● Task details:
Look through the data below. Show each line where the string "value" occurs.

● Entries from a dataset of interfaces:
Segment Open

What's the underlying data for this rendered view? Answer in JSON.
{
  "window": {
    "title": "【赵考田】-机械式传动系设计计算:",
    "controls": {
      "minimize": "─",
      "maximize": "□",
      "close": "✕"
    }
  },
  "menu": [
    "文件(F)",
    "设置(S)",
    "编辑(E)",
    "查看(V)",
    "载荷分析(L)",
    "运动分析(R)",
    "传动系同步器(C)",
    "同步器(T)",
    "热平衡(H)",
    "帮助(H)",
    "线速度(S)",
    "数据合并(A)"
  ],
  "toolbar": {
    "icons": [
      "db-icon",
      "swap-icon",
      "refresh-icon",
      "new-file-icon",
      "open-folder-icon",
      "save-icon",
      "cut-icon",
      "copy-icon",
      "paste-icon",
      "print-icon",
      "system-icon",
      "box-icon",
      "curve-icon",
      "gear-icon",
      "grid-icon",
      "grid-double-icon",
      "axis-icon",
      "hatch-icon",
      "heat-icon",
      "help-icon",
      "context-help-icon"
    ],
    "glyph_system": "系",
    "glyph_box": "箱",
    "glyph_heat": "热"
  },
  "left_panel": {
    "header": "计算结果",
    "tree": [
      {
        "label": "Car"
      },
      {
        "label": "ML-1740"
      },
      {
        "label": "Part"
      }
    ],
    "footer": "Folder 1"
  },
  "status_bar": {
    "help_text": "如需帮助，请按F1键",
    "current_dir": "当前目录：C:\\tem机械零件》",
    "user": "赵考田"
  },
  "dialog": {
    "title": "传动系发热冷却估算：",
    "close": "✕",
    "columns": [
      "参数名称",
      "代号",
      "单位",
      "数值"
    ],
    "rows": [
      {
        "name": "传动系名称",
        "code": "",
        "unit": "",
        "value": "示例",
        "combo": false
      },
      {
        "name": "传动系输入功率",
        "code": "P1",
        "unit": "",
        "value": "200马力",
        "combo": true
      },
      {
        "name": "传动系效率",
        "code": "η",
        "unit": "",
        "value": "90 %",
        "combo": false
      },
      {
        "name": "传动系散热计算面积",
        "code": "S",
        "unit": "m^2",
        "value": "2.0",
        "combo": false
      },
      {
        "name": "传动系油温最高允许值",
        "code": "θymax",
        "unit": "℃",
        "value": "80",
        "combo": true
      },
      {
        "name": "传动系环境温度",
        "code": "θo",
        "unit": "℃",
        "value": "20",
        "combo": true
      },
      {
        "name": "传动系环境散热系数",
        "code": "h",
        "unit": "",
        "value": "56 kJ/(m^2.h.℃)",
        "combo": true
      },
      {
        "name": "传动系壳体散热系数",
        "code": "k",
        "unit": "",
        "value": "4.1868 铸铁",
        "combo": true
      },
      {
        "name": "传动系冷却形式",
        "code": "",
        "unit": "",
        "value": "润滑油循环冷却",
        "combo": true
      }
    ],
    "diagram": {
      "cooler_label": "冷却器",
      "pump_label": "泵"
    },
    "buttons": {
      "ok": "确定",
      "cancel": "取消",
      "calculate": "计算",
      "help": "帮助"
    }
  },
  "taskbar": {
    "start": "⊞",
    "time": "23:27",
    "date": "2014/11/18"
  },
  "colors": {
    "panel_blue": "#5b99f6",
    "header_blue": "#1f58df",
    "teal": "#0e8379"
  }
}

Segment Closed

● Output of the task:
        "value": "示例",
        "value": "200马力",
        "value": "90 %",
        "value": "2.0",
        "value": "80",
        "value": "20",
        "value": "56 kJ/(m^2.h.℃)",
        "value": "4.1868 铸铁",
        "value": "润滑油循环冷却",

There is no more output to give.